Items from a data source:

^^^^^^^^^^^^^^^^

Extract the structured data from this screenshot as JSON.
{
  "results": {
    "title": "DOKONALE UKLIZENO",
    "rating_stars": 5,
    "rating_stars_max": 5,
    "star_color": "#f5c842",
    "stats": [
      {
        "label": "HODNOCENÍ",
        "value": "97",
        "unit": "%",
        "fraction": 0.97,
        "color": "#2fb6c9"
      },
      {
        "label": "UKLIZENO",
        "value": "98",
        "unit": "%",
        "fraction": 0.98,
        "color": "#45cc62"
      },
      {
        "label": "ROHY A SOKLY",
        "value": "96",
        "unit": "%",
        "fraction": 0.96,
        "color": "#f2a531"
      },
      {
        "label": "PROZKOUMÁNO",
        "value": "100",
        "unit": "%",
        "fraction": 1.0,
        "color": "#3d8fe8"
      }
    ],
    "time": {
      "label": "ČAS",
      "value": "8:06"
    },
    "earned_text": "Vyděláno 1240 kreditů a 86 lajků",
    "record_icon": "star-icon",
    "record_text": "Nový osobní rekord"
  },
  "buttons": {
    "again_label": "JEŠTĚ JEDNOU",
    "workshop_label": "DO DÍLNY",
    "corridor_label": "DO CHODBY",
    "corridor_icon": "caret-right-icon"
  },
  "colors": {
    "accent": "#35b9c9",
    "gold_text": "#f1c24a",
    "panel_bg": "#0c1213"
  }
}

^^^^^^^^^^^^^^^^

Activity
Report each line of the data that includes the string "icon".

Expected answer
    "record_icon": "star-icon",
    "corridor_icon": "caret-right-icon"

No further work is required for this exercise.